[Dataset rows describing interfaces]
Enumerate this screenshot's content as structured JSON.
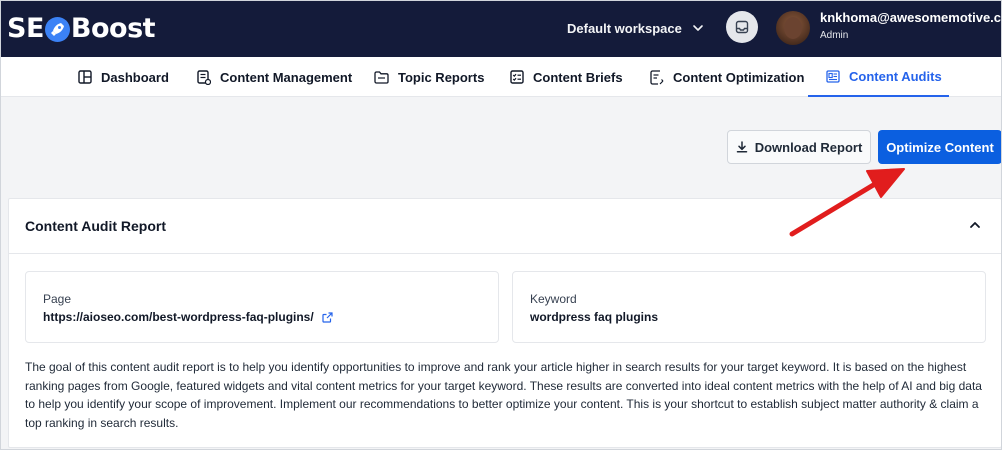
{
  "header": {
    "logo_text_pre": "SE",
    "logo_text_post": "Boost",
    "workspace_label": "Default workspace",
    "user_email": "knkhoma@awesomemotive.com",
    "user_role": "Admin"
  },
  "nav": {
    "items": [
      {
        "label": "Dashboard",
        "icon": "dashboard-icon"
      },
      {
        "label": "Content Management",
        "icon": "content-management-icon"
      },
      {
        "label": "Topic Reports",
        "icon": "folder-icon"
      },
      {
        "label": "Content Briefs",
        "icon": "checklist-icon"
      },
      {
        "label": "Content Optimization",
        "icon": "document-edit-icon"
      },
      {
        "label": "Content Audits",
        "icon": "audit-icon",
        "active": true
      }
    ]
  },
  "actions": {
    "download_label": "Download Report",
    "optimize_label": "Optimize Content"
  },
  "report": {
    "title": "Content Audit Report",
    "page_label": "Page",
    "page_value": "https://aioseo.com/best-wordpress-faq-plugins/",
    "keyword_label": "Keyword",
    "keyword_value": "wordpress faq plugins",
    "description": "The goal of this content audit report is to help you identify opportunities to improve and rank your article higher in search results for your target keyword. It is based on the highest ranking pages from Google, featured widgets and vital content metrics for your target keyword. These results are converted into ideal content metrics with the help of AI and big data to help you identify your scope of improvement. Implement our recommendations to better optimize your content. This is your shortcut to establish subject matter authority & claim a top ranking in search results."
  },
  "colors": {
    "topbar": "#141b3a",
    "primary": "#0b5fe0",
    "active_tab": "#2563eb",
    "annotation": "#e11d1d"
  }
}
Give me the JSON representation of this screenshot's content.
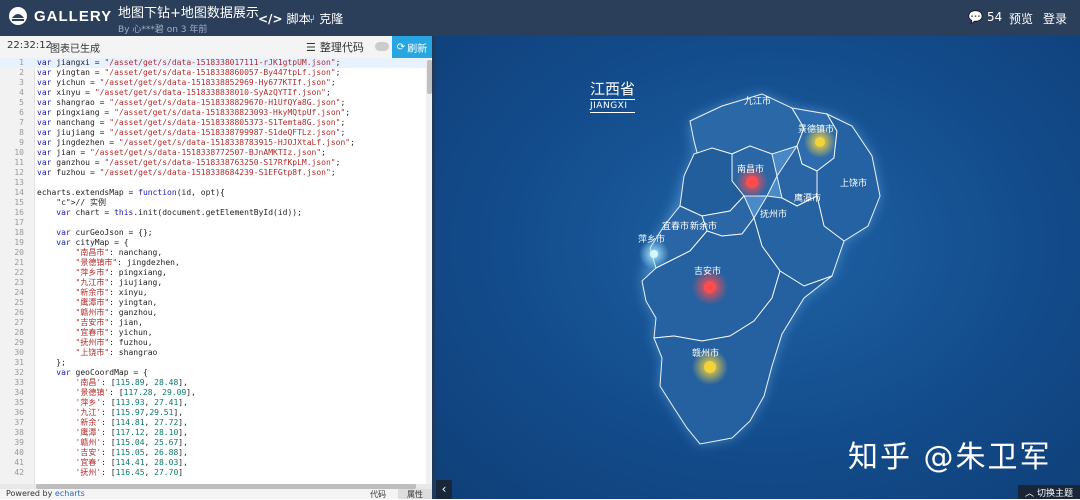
{
  "header": {
    "logo_text": "GALLERY",
    "title": "地图下钻+地图数据展示",
    "byline": "By 心***碧 on 3 年前",
    "nav": {
      "script": "脚本",
      "clone": "克隆",
      "comments_count": "54",
      "preview": "预览",
      "login": "登录"
    }
  },
  "toolbar": {
    "time": "22:32:12",
    "status": "图表已生成",
    "tidy": "整理代码",
    "refresh": "刷新"
  },
  "code_lines": [
    [
      "1",
      "var jiangxi = \"/asset/get/s/data-1518338017111-rJK1gtpUM.json\";"
    ],
    [
      "2",
      "var yingtan = \"/asset/get/s/data-1518338860057-By447tpLf.json\";"
    ],
    [
      "3",
      "var yichun = \"/asset/get/s/data-1518338852969-Hy677KTIf.json\";"
    ],
    [
      "4",
      "var xinyu = \"/asset/get/s/data-1518338838010-SyAzQYTIf.json\";"
    ],
    [
      "5",
      "var shangrao = \"/asset/get/s/data-1518338829670-H1UfQYa8G.json\";"
    ],
    [
      "6",
      "var pingxiang = \"/asset/get/s/data-1518338823093-HkyMQtpUf.json\";"
    ],
    [
      "7",
      "var nanchang = \"/asset/get/s/data-1518338805373-S1Temta8G.json\";"
    ],
    [
      "8",
      "var jiujiang = \"/asset/get/s/data-1518338799987-S1deQFTLz.json\";"
    ],
    [
      "9",
      "var jingdezhen = \"/asset/get/s/data-1518338783915-HJOJXtaLf.json\";"
    ],
    [
      "10",
      "var jian = \"/asset/get/s/data-1518338772507-BJnAMKTIz.json\";"
    ],
    [
      "11",
      "var ganzhou = \"/asset/get/s/data-1518338763250-S17RfKpLM.json\";"
    ],
    [
      "12",
      "var fuzhou = \"/asset/get/s/data-1518338684239-S1EFGtp8f.json\";"
    ],
    [
      "13",
      ""
    ],
    [
      "14",
      "echarts.extendsMap = function(id, opt){"
    ],
    [
      "15",
      "    // 实例"
    ],
    [
      "16",
      "    var chart = this.init(document.getElementById(id));"
    ],
    [
      "17",
      ""
    ],
    [
      "18",
      "    var curGeoJson = {};"
    ],
    [
      "19",
      "    var cityMap = {"
    ],
    [
      "20",
      "        \"南昌市\": nanchang,"
    ],
    [
      "21",
      "        \"景德镇市\": jingdezhen,"
    ],
    [
      "22",
      "        \"萍乡市\": pingxiang,"
    ],
    [
      "23",
      "        \"九江市\": jiujiang,"
    ],
    [
      "24",
      "        \"新余市\": xinyu,"
    ],
    [
      "25",
      "        \"鹰潭市\": yingtan,"
    ],
    [
      "26",
      "        \"赣州市\": ganzhou,"
    ],
    [
      "27",
      "        \"吉安市\": jian,"
    ],
    [
      "28",
      "        \"宜春市\": yichun,"
    ],
    [
      "29",
      "        \"抚州市\": fuzhou,"
    ],
    [
      "30",
      "        \"上饶市\": shangrao"
    ],
    [
      "31",
      "    };"
    ],
    [
      "32",
      "    var geoCoordMap = {"
    ],
    [
      "33",
      "        '南昌': [115.89, 28.48],"
    ],
    [
      "34",
      "        '景德镇': [117.28, 29.09],"
    ],
    [
      "35",
      "        '萍乡': [113.93, 27.41],"
    ],
    [
      "36",
      "        '九江': [115.97,29.51],"
    ],
    [
      "37",
      "        '新余': [114.81, 27.72],"
    ],
    [
      "38",
      "        '鹰潭': [117.12, 28.10],"
    ],
    [
      "39",
      "        '赣州': [115.04, 25.67],"
    ],
    [
      "40",
      "        '吉安': [115.05, 26.88],"
    ],
    [
      "41",
      "        '宜春': [114.41, 28.03],"
    ],
    [
      "42",
      "        '抚州': [116.45, 27.70]"
    ]
  ],
  "footer": {
    "powered_by": "Powered by ",
    "engine": "echarts",
    "tab_code": "代码",
    "tab_props": "属性"
  },
  "map": {
    "province_cn": "江西省",
    "province_en": "JIANGXI",
    "cities": {
      "jiujiang": "九江市",
      "jingdezhen": "景德镇市",
      "nanchang": "南昌市",
      "shangrao": "上饶市",
      "yingtan": "鹰潭市",
      "fuzhou": "抚州市",
      "yichun": "宜春市",
      "xinyu": "新余市",
      "pingxiang": "萍乡市",
      "jian": "吉安市",
      "ganzhou": "赣州市"
    },
    "watermark": "知乎 @朱卫军",
    "switch_theme": "切换主题"
  }
}
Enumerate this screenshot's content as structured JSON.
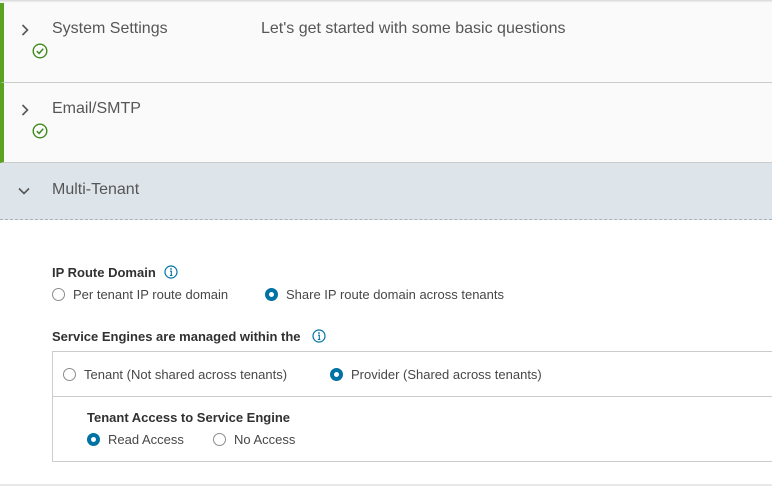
{
  "sections": [
    {
      "title": "System Settings",
      "description": "Let's get started with some basic questions",
      "completed": true,
      "expanded": false
    },
    {
      "title": "Email/SMTP",
      "completed": true,
      "expanded": false
    },
    {
      "title": "Multi-Tenant",
      "completed": false,
      "expanded": true
    }
  ],
  "multi_tenant": {
    "ip_route_domain": {
      "label": "IP Route Domain",
      "options": [
        "Per tenant IP route domain",
        "Share IP route domain across tenants"
      ],
      "selected": "Share IP route domain across tenants"
    },
    "service_engines": {
      "label": "Service Engines are managed within the",
      "options": [
        "Tenant (Not shared across tenants)",
        "Provider (Shared across tenants)"
      ],
      "selected": "Provider (Shared across tenants)"
    },
    "tenant_access": {
      "label": "Tenant Access to Service Engine",
      "options": [
        "Read Access",
        "No Access"
      ],
      "selected": "Read Access"
    }
  },
  "colors": {
    "success": "#5aa220",
    "accent": "#0072a3",
    "active_header": "#dde4ea"
  }
}
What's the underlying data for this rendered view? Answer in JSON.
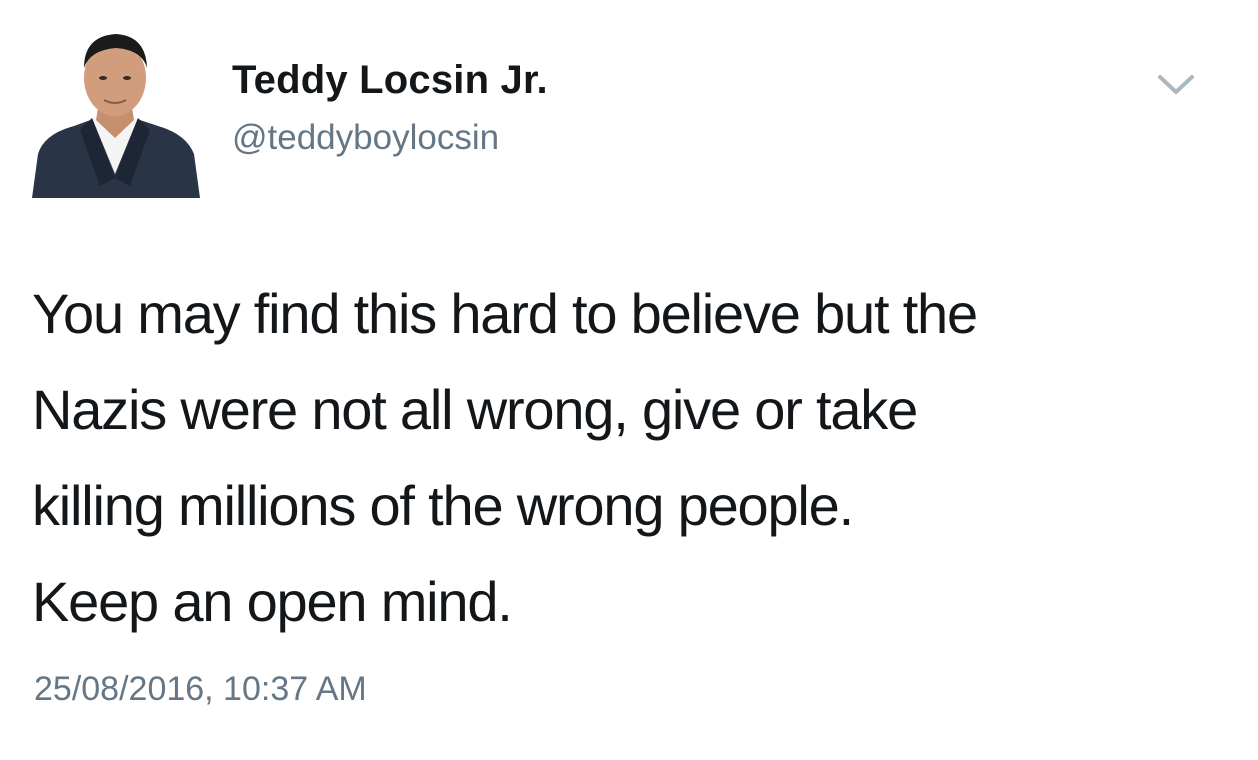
{
  "tweet": {
    "author": {
      "display_name": "Teddy Locsin Jr.",
      "handle": "@teddyboylocsin",
      "avatar_icon": "profile-photo"
    },
    "menu_icon": "chevron-down-icon",
    "text_lines": [
      "You may find this hard to believe but the",
      "Nazis were not all wrong, give or take",
      "killing millions of the wrong people.",
      "Keep an open mind."
    ],
    "timestamp": "25/08/2016, 10:37 AM"
  },
  "colors": {
    "text_primary": "#14171a",
    "text_secondary": "#657786",
    "chevron": "#aab8c2",
    "background": "#ffffff"
  }
}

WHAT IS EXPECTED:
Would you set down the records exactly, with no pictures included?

WRITTEN SOLUTION:
Enumerate this screenshot's content as structured JSON.
{
  "header": {
    "logo_text_pre": "SE",
    "logo_text_post": "Boost",
    "workspace_label": "Default workspace",
    "user_email": "knkhoma@awesomemotive.com",
    "user_role": "Admin"
  },
  "nav": {
    "items": [
      {
        "label": "Dashboard",
        "icon": "dashboard-icon"
      },
      {
        "label": "Content Management",
        "icon": "content-management-icon"
      },
      {
        "label": "Topic Reports",
        "icon": "folder-icon"
      },
      {
        "label": "Content Briefs",
        "icon": "checklist-icon"
      },
      {
        "label": "Content Optimization",
        "icon": "document-edit-icon"
      },
      {
        "label": "Content Audits",
        "icon": "audit-icon",
        "active": true
      }
    ]
  },
  "actions": {
    "download_label": "Download Report",
    "optimize_label": "Optimize Content"
  },
  "report": {
    "title": "Content Audit Report",
    "page_label": "Page",
    "page_value": "https://aioseo.com/best-wordpress-faq-plugins/",
    "keyword_label": "Keyword",
    "keyword_value": "wordpress faq plugins",
    "description": "The goal of this content audit report is to help you identify opportunities to improve and rank your article higher in search results for your target keyword. It is based on the highest ranking pages from Google, featured widgets and vital content metrics for your target keyword. These results are converted into ideal content metrics with the help of AI and big data to help you identify your scope of improvement. Implement our recommendations to better optimize your content. This is your shortcut to establish subject matter authority & claim a top ranking in search results."
  },
  "colors": {
    "topbar": "#141b3a",
    "primary": "#0b5fe0",
    "active_tab": "#2563eb",
    "annotation": "#e11d1d"
  }
}
Give me the JSON representation of this screenshot's content.
{
  "header": {
    "logo_text": "GALLERY",
    "title": "地图下钻+地图数据展示",
    "byline": "By 心***碧 on 3 年前",
    "nav": {
      "script": "脚本",
      "clone": "克隆",
      "comments_count": "54",
      "preview": "预览",
      "login": "登录"
    }
  },
  "toolbar": {
    "time": "22:32:12",
    "status": "图表已生成",
    "tidy": "整理代码",
    "refresh": "刷新"
  },
  "code_lines": [
    [
      "1",
      "var jiangxi = \"/asset/get/s/data-1518338017111-rJK1gtpUM.json\";"
    ],
    [
      "2",
      "var yingtan = \"/asset/get/s/data-1518338860057-By447tpLf.json\";"
    ],
    [
      "3",
      "var yichun = \"/asset/get/s/data-1518338852969-Hy677KTIf.json\";"
    ],
    [
      "4",
      "var xinyu = \"/asset/get/s/data-1518338838010-SyAzQYTIf.json\";"
    ],
    [
      "5",
      "var shangrao = \"/asset/get/s/data-1518338829670-H1UfQYa8G.json\";"
    ],
    [
      "6",
      "var pingxiang = \"/asset/get/s/data-1518338823093-HkyMQtpUf.json\";"
    ],
    [
      "7",
      "var nanchang = \"/asset/get/s/data-1518338805373-S1Temta8G.json\";"
    ],
    [
      "8",
      "var jiujiang = \"/asset/get/s/data-1518338799987-S1deQFTLz.json\";"
    ],
    [
      "9",
      "var jingdezhen = \"/asset/get/s/data-1518338783915-HJOJXtaLf.json\";"
    ],
    [
      "10",
      "var jian = \"/asset/get/s/data-1518338772507-BJnAMKTIz.json\";"
    ],
    [
      "11",
      "var ganzhou = \"/asset/get/s/data-1518338763250-S17RfKpLM.json\";"
    ],
    [
      "12",
      "var fuzhou = \"/asset/get/s/data-1518338684239-S1EFGtp8f.json\";"
    ],
    [
      "13",
      ""
    ],
    [
      "14",
      "echarts.extendsMap = function(id, opt){"
    ],
    [
      "15",
      "    // 实例"
    ],
    [
      "16",
      "    var chart = this.init(document.getElementById(id));"
    ],
    [
      "17",
      ""
    ],
    [
      "18",
      "    var curGeoJson = {};"
    ],
    [
      "19",
      "    var cityMap = {"
    ],
    [
      "20",
      "        \"南昌市\": nanchang,"
    ],
    [
      "21",
      "        \"景德镇市\": jingdezhen,"
    ],
    [
      "22",
      "        \"萍乡市\": pingxiang,"
    ],
    [
      "23",
      "        \"九江市\": jiujiang,"
    ],
    [
      "24",
      "        \"新余市\": xinyu,"
    ],
    [
      "25",
      "        \"鹰潭市\": yingtan,"
    ],
    [
      "26",
      "        \"赣州市\": ganzhou,"
    ],
    [
      "27",
      "        \"吉安市\": jian,"
    ],
    [
      "28",
      "        \"宜春市\": yichun,"
    ],
    [
      "29",
      "        \"抚州市\": fuzhou,"
    ],
    [
      "30",
      "        \"上饶市\": shangrao"
    ],
    [
      "31",
      "    };"
    ],
    [
      "32",
      "    var geoCoordMap = {"
    ],
    [
      "33",
      "        '南昌': [115.89, 28.48],"
    ],
    [
      "34",
      "        '景德镇': [117.28, 29.09],"
    ],
    [
      "35",
      "        '萍乡': [113.93, 27.41],"
    ],
    [
      "36",
      "        '九江': [115.97,29.51],"
    ],
    [
      "37",
      "        '新余': [114.81, 27.72],"
    ],
    [
      "38",
      "        '鹰潭': [117.12, 28.10],"
    ],
    [
      "39",
      "        '赣州': [115.04, 25.67],"
    ],
    [
      "40",
      "        '吉安': [115.05, 26.88],"
    ],
    [
      "41",
      "        '宜春': [114.41, 28.03],"
    ],
    [
      "42",
      "        '抚州': [116.45, 27.70]"
    ]
  ],
  "footer": {
    "powered_by": "Powered by ",
    "engine": "echarts",
    "tab_code": "代码",
    "tab_props": "属性"
  },
  "map": {
    "province_cn": "江西省",
    "province_en": "JIANGXI",
    "cities": {
      "jiujiang": "九江市",
      "jingdezhen": "景德镇市",
      "nanchang": "南昌市",
      "shangrao": "上饶市",
      "yingtan": "鹰潭市",
      "fuzhou": "抚州市",
      "yichun": "宜春市",
      "xinyu": "新余市",
      "pingxiang": "萍乡市",
      "jian": "吉安市",
      "ganzhou": "赣州市"
    },
    "watermark": "知乎 @朱卫军",
    "switch_theme": "切换主题"
  }
}
Enumerate this screenshot's content as structured JSON.
{
  "sections": [
    {
      "title": "System Settings",
      "description": "Let's get started with some basic questions",
      "completed": true,
      "expanded": false
    },
    {
      "title": "Email/SMTP",
      "completed": true,
      "expanded": false
    },
    {
      "title": "Multi-Tenant",
      "completed": false,
      "expanded": true
    }
  ],
  "multi_tenant": {
    "ip_route_domain": {
      "label": "IP Route Domain",
      "options": [
        "Per tenant IP route domain",
        "Share IP route domain across tenants"
      ],
      "selected": "Share IP route domain across tenants"
    },
    "service_engines": {
      "label": "Service Engines are managed within the",
      "options": [
        "Tenant (Not shared across tenants)",
        "Provider (Shared across tenants)"
      ],
      "selected": "Provider (Shared across tenants)"
    },
    "tenant_access": {
      "label": "Tenant Access to Service Engine",
      "options": [
        "Read Access",
        "No Access"
      ],
      "selected": "Read Access"
    }
  },
  "colors": {
    "success": "#5aa220",
    "accent": "#0072a3",
    "active_header": "#dde4ea"
  }
}
What's the underlying data for this rendered view? Answer in JSON.
{
  "tweet": {
    "author": {
      "display_name": "Teddy Locsin Jr.",
      "handle": "@teddyboylocsin",
      "avatar_icon": "profile-photo"
    },
    "menu_icon": "chevron-down-icon",
    "text_lines": [
      "You may find this hard to believe but the",
      "Nazis were not all wrong, give or take",
      "killing millions of the wrong people.",
      "Keep an open mind."
    ],
    "timestamp": "25/08/2016, 10:37 AM"
  },
  "colors": {
    "text_primary": "#14171a",
    "text_secondary": "#657786",
    "chevron": "#aab8c2",
    "background": "#ffffff"
  }
}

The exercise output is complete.